The following safety guidelines must be followed when using antimicrobials:

  • All requirements on the pesticide product label must be followed, including directions for container disposal.
  • Materials should be kept in the original, labeled containers; dilute solutions (e.g. 10% bleach) must be clearly labeled containers identifying contents and associated hazard information.
  • All employees handling pesticides must have available the handling instructions for the materials, necessary personal protective equipment, and the material safety data sheets (SDS).
  • The laboratory supervisor must have a written training program for employees. Training must be completed before the employee handles an antimicrobial and provided annually thereafter. Training documentation must be kept in the employee's record for two years. At a minimum, employees must be instructed on the following items:
    • Immediate and long-term hazards involved.
    • Procedures for safe use including application and storage.
    • Protective clothing and equipment to use.
    • Safety procedures including those for handling emergency situations.
    • Common symptoms of poisoning and ways poisoning can occur.
    • Where and how to obtain emergency medical treatment.
    • Applicable laws, regulations, labeling requirements and SDS information.
    • Decontamination procedures.
    • Location of the Hazard Communication Program information.

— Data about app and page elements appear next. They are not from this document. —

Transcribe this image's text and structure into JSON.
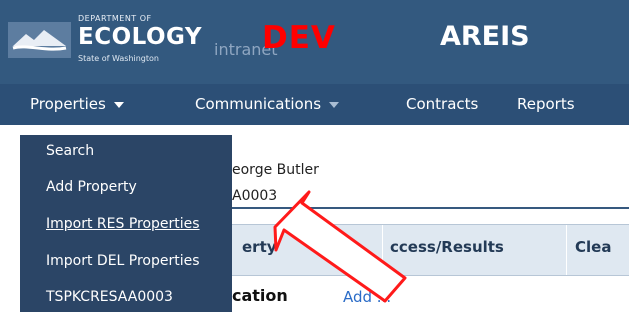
{
  "header": {
    "logo_line1": "DEPARTMENT OF",
    "logo_line2": "ECOLOGY",
    "logo_line3": "intranet",
    "logo_line4": "State of Washington",
    "environment": "DEV",
    "app_title": "AREIS"
  },
  "nav": {
    "items": [
      {
        "label": "Properties"
      },
      {
        "label": "Communications"
      },
      {
        "label": "Contracts"
      },
      {
        "label": "Reports"
      }
    ]
  },
  "dropdown": {
    "items": [
      {
        "label": "Search"
      },
      {
        "label": "Add Property"
      },
      {
        "label": "Import RES Properties"
      },
      {
        "label": "Import DEL Properties"
      },
      {
        "label": "TSPKCRESAA0003"
      }
    ]
  },
  "property": {
    "name_partial": "eorge Butler",
    "id_partial": "A0003"
  },
  "tabs": [
    {
      "label": "erty"
    },
    {
      "label": "ccess/Results"
    },
    {
      "label": "Clea"
    }
  ],
  "section": {
    "label_partial": "cation",
    "add_link": "Add ..."
  },
  "colors": {
    "header_bg": "#33597f",
    "nav_bg": "#2c4f76",
    "dropdown_bg": "#2b4566",
    "env_red": "#ff0000",
    "tab_bg": "#dfe8f1",
    "link_blue": "#2b6cc7",
    "arrow_red": "#ff0000"
  }
}
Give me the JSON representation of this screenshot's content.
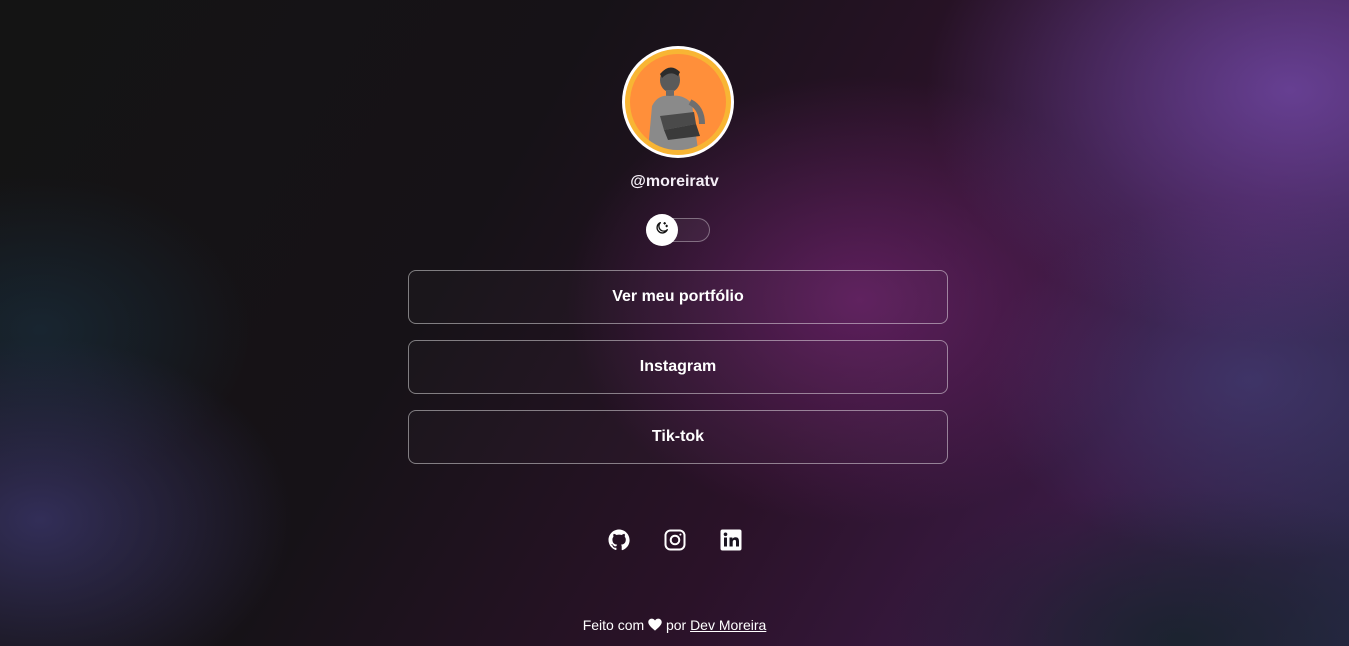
{
  "profile": {
    "username": "@moreiratv",
    "avatar_colors": {
      "ring": "#ffffff",
      "accent": "#f8b534",
      "fill": "#ff8f3a"
    }
  },
  "theme_toggle": {
    "icon": "moon-icon",
    "state": "dark"
  },
  "links": [
    {
      "label": "Ver meu portfólio"
    },
    {
      "label": "Instagram"
    },
    {
      "label": "Tik-tok"
    }
  ],
  "socials": [
    {
      "icon": "github-icon"
    },
    {
      "icon": "instagram-icon"
    },
    {
      "icon": "linkedin-icon"
    }
  ],
  "footer": {
    "prefix": "Feito com",
    "heart_icon": "heart-icon",
    "middle": "por",
    "author": "Dev Moreira"
  }
}
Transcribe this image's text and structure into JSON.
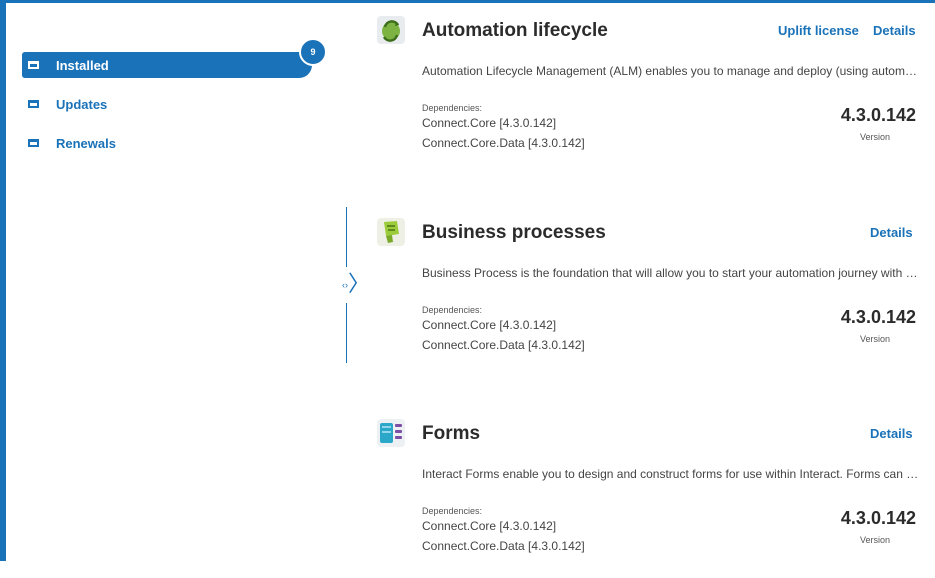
{
  "sidebar": {
    "badge_count": "9",
    "items": [
      {
        "label": "Installed",
        "icon": "folder-icon"
      },
      {
        "label": "Updates",
        "icon": "folder-icon"
      },
      {
        "label": "Renewals",
        "icon": "folder-icon"
      }
    ]
  },
  "collapse_handle": {
    "dots": "‹›",
    "chevron": "〉"
  },
  "apps": [
    {
      "title": "Automation lifecycle",
      "icon": "automation-lifecycle-icon",
      "links": [
        "Uplift license",
        "Details"
      ],
      "description": "Automation Lifecycle Management (ALM) enables you to manage and deploy (using automation) your Blue Prism solutions",
      "dependencies_label": "Dependencies:",
      "dependencies": [
        "Connect.Core [4.3.0.142]",
        "Connect.Core.Data [4.3.0.142]"
      ],
      "version": "4.3.0.142",
      "version_label": "Version"
    },
    {
      "title": "Business processes",
      "icon": "business-processes-icon",
      "links": [
        "Details"
      ],
      "description": "Business Process is the foundation that will allow you to start your automation journey with Blue Prism",
      "dependencies_label": "Dependencies:",
      "dependencies": [
        "Connect.Core [4.3.0.142]",
        "Connect.Core.Data [4.3.0.142]"
      ],
      "version": "4.3.0.142",
      "version_label": "Version"
    },
    {
      "title": "Forms",
      "icon": "forms-icon",
      "links": [
        "Details"
      ],
      "description": "Interact Forms enable you to design and construct forms for use within Interact. Forms can be published",
      "dependencies_label": "Dependencies:",
      "dependencies": [
        "Connect.Core [4.3.0.142]",
        "Connect.Core.Data [4.3.0.142]"
      ],
      "version": "4.3.0.142",
      "version_label": "Version"
    }
  ]
}
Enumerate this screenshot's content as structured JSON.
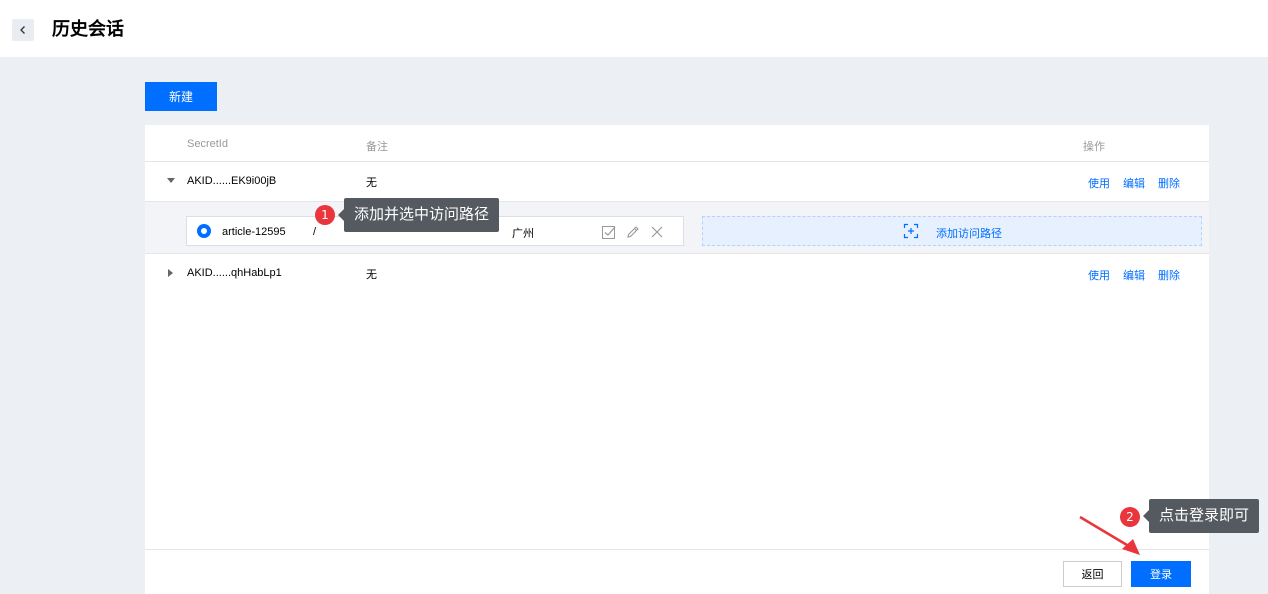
{
  "header": {
    "title": "历史会话",
    "back_icon": "chevron-left-icon"
  },
  "toolbar": {
    "new_label": "新建"
  },
  "table": {
    "columns": [
      "SecretId",
      "备注",
      "操作"
    ],
    "rows": [
      {
        "secret": "AKID......EK9i00jB",
        "remark": "无",
        "expanded": true,
        "ops": [
          "使用",
          "编辑",
          "删除"
        ],
        "paths": [
          {
            "name": "article-12595",
            "path": "/",
            "region": "广州",
            "selected": true
          }
        ],
        "add_path_label": "添加访问路径"
      },
      {
        "secret": "AKID......qhHabLp1",
        "remark": "无",
        "expanded": false,
        "ops": [
          "使用",
          "编辑",
          "删除"
        ]
      }
    ]
  },
  "footer": {
    "back_label": "返回",
    "login_label": "登录"
  },
  "annotations": [
    {
      "num": "1",
      "text": "添加并选中访问路径"
    },
    {
      "num": "2",
      "text": "点击登录即可"
    }
  ],
  "colors": {
    "accent": "#006eff",
    "badge": "#e9353b",
    "tooltip": "#555a60"
  }
}
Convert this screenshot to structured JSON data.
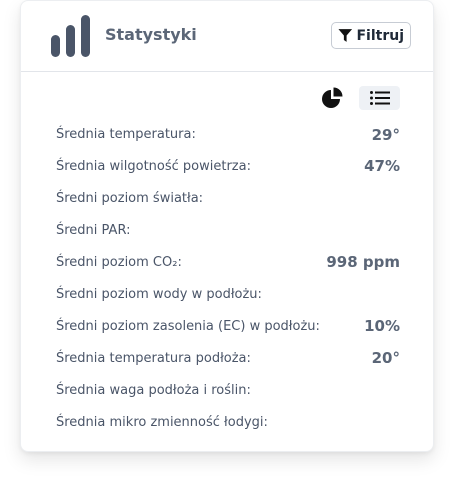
{
  "header": {
    "title": "Statystyki",
    "icon": "bar-chart-icon",
    "filter_label": "Filtruj",
    "filter_icon": "filter-icon"
  },
  "view_toggle": {
    "pie_icon": "pie-chart-icon",
    "list_icon": "list-icon",
    "active": "list"
  },
  "stats": [
    {
      "label": "Średnia temperatura:",
      "value": "29°"
    },
    {
      "label": "Średnia wilgotność powietrza:",
      "value": "47%"
    },
    {
      "label": "Średni poziom światła:",
      "value": ""
    },
    {
      "label": "Średni PAR:",
      "value": ""
    },
    {
      "label": "Średni poziom CO₂:",
      "value": "998 ppm"
    },
    {
      "label": "Średni poziom wody w podłożu:",
      "value": ""
    },
    {
      "label": "Średni poziom zasolenia (EC) w podłożu:",
      "value": "10%"
    },
    {
      "label": "Średnia temperatura podłoża:",
      "value": "20°"
    },
    {
      "label": "Średnia waga podłoża i roślin:",
      "value": ""
    },
    {
      "label": "Średnia mikro zmienność łodygi:",
      "value": ""
    }
  ],
  "colors": {
    "title": "#5b6677",
    "icon": "#4a5568",
    "accent_bg": "#eef1f5"
  }
}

  • When the product label states the requirement for respiratory protection, the employer must provide the proper respirator. Employees requiring respiratory protection must be evaluated by Occupational Health Services, then fit-tested and trained by EH&S in the proper use, care, and limitations of respiration protection. See SafetyNet #88, “Respiratory Protection Program” for further information.
  • All required safety equipment listed on the product labeling, must be provided and maintained (i.e., cleaned, repaired, etc.).
  • Adequate light must be available to allow the employee to perform work activities in a safe manner.
  • Disposal of pesticides, pesticide containers and pesticide solutions is strictly regulated; submit to EH&S as hazardous waste.